Element data from apps and pages:
* * *

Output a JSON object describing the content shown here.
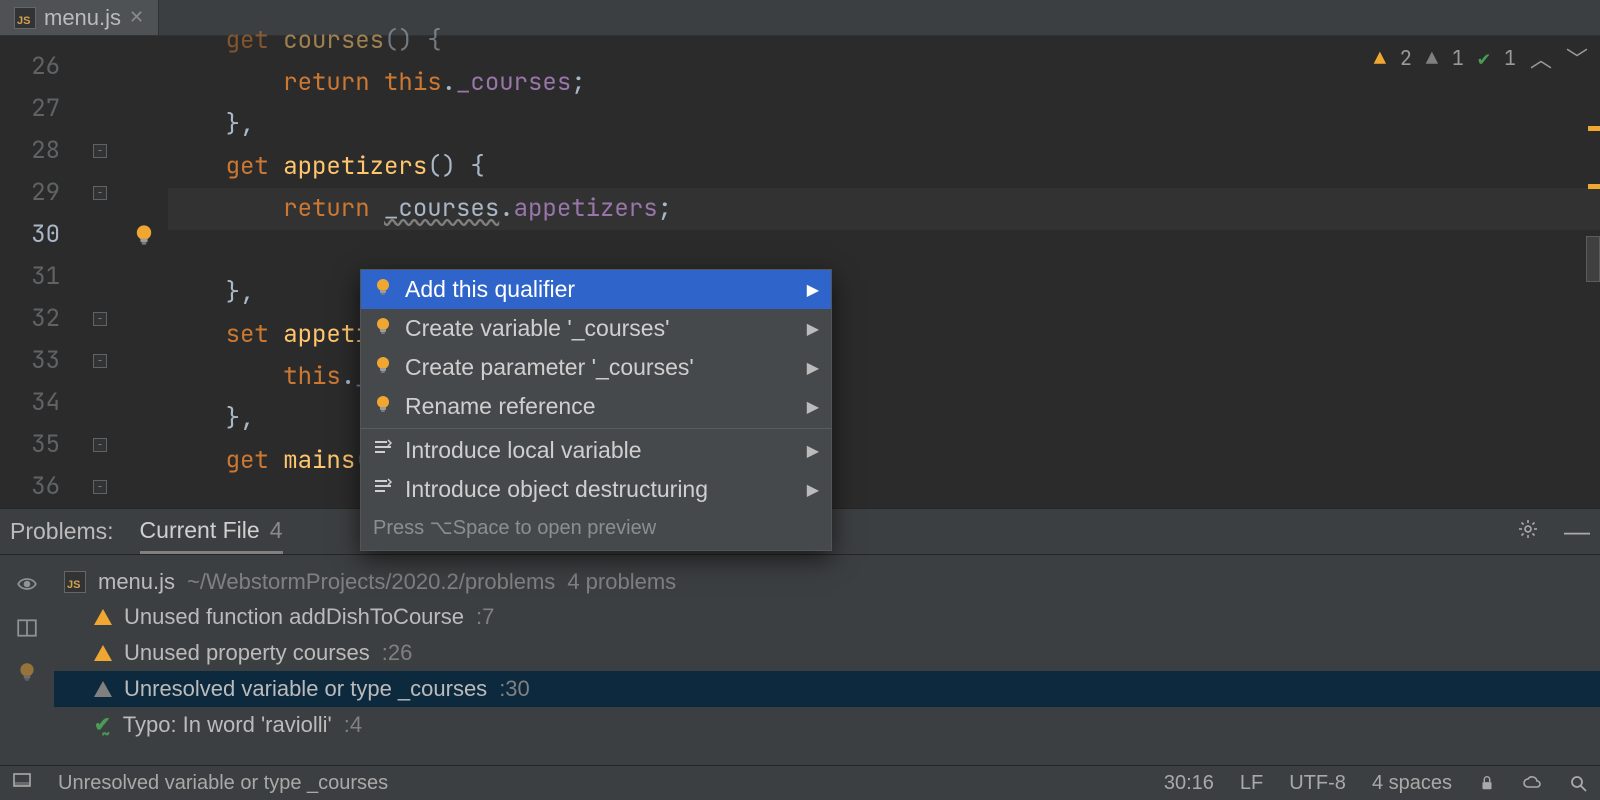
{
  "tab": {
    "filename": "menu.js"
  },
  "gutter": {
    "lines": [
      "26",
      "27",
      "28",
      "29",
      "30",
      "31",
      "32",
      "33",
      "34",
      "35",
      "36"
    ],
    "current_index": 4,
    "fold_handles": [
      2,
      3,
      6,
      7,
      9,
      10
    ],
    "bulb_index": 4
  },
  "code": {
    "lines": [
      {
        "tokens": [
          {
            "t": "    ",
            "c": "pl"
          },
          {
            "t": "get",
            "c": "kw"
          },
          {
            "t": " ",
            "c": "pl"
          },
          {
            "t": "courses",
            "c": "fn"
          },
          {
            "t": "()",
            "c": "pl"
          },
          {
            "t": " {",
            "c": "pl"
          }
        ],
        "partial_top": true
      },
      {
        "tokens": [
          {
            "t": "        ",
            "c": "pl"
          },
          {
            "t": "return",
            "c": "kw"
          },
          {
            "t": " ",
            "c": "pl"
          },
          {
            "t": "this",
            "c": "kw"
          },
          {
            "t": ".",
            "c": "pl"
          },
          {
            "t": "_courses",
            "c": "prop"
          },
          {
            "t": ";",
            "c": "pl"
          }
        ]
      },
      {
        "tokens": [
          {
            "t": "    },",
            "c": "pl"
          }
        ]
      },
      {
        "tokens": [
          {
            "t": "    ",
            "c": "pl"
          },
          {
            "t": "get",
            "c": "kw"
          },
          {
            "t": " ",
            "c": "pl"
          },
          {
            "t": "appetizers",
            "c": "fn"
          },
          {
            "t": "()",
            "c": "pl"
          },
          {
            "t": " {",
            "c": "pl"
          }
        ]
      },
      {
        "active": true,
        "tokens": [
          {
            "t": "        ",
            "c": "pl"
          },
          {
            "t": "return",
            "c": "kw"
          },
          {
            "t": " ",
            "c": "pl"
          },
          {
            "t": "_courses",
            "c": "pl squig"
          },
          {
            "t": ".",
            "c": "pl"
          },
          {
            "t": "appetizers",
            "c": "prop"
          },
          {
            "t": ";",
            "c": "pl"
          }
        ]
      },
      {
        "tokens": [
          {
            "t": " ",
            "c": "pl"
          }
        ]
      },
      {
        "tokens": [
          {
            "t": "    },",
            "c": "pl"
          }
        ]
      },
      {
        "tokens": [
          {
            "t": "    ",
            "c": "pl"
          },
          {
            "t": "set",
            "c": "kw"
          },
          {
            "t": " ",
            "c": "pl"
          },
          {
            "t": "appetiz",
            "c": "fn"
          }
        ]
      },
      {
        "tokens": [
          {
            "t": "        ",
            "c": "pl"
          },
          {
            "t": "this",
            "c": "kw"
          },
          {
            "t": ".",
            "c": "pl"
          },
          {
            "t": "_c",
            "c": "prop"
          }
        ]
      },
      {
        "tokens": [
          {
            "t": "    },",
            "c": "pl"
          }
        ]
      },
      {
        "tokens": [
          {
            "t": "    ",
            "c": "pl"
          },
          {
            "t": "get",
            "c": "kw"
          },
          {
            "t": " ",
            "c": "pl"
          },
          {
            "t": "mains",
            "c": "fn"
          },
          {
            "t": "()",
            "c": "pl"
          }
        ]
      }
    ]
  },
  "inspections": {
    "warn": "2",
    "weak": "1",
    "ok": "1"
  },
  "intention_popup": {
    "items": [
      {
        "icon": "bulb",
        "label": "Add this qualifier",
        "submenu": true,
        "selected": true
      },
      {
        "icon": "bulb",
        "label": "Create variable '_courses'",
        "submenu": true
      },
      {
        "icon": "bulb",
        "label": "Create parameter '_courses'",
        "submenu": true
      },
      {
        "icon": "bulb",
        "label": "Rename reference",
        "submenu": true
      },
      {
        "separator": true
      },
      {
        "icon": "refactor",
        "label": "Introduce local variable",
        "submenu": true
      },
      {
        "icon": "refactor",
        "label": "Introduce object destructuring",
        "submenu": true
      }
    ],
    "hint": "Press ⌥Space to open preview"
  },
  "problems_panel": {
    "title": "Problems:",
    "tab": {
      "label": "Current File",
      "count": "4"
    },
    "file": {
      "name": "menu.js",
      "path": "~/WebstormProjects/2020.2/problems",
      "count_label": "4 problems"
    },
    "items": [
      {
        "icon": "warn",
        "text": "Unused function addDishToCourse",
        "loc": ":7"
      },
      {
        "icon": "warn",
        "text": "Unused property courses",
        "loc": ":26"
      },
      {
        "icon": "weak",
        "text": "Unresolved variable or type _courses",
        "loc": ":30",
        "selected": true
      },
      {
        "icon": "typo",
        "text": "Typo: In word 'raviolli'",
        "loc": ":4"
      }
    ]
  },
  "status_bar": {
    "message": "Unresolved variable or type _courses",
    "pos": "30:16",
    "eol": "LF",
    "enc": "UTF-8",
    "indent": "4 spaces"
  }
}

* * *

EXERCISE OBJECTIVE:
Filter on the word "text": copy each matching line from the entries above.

WRITTEN SOLUTION:
        "text": "Unused function addDishToCourse",
        "text": "Unused property courses",
        "text": "Unresolved variable or type _courses",
        "text": "Typo: In word 'raviolli'",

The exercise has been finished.